> _Work instructions_
Among the entries, find each line that includes the string "title" and list it.

> _Material for this task_
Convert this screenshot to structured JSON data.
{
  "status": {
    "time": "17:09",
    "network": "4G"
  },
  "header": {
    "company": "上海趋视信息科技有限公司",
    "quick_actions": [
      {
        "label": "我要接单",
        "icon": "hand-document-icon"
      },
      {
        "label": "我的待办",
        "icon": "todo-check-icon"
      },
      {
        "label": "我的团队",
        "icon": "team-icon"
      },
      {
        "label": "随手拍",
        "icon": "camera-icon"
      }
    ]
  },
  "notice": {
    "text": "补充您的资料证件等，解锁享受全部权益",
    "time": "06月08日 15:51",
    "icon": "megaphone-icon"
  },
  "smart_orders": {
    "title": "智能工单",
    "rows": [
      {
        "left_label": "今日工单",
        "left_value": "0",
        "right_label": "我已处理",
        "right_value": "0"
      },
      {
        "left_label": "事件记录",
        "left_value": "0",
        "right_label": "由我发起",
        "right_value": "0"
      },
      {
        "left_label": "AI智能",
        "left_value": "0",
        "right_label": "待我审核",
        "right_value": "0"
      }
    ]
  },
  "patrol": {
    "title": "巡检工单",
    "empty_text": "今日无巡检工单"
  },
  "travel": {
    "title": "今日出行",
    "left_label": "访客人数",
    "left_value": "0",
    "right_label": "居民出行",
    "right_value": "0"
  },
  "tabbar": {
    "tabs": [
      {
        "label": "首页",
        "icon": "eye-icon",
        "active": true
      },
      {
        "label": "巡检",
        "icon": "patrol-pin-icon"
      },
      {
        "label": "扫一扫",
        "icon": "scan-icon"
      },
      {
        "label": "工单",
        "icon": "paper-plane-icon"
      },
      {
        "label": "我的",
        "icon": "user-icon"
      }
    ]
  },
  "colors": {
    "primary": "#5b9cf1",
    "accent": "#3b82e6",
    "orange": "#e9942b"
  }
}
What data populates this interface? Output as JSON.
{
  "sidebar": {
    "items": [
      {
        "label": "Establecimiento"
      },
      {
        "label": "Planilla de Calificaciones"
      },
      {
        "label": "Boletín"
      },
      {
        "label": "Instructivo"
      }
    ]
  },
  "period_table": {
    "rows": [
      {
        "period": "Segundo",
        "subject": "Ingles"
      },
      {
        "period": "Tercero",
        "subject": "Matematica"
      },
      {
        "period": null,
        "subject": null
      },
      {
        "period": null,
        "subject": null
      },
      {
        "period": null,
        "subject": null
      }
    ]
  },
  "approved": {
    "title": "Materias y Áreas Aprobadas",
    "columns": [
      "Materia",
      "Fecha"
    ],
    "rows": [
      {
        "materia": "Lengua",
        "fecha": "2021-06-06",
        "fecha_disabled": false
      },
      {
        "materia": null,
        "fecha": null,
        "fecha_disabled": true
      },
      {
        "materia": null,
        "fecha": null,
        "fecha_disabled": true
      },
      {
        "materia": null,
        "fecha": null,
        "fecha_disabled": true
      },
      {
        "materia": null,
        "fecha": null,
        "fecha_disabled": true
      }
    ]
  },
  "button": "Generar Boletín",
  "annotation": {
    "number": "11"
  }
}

> _Response to this task_
    "title": "智能工单",
    "title": "巡检工单",
    "title": "今日出行",
    "title": "Materias y Áreas Aprobadas",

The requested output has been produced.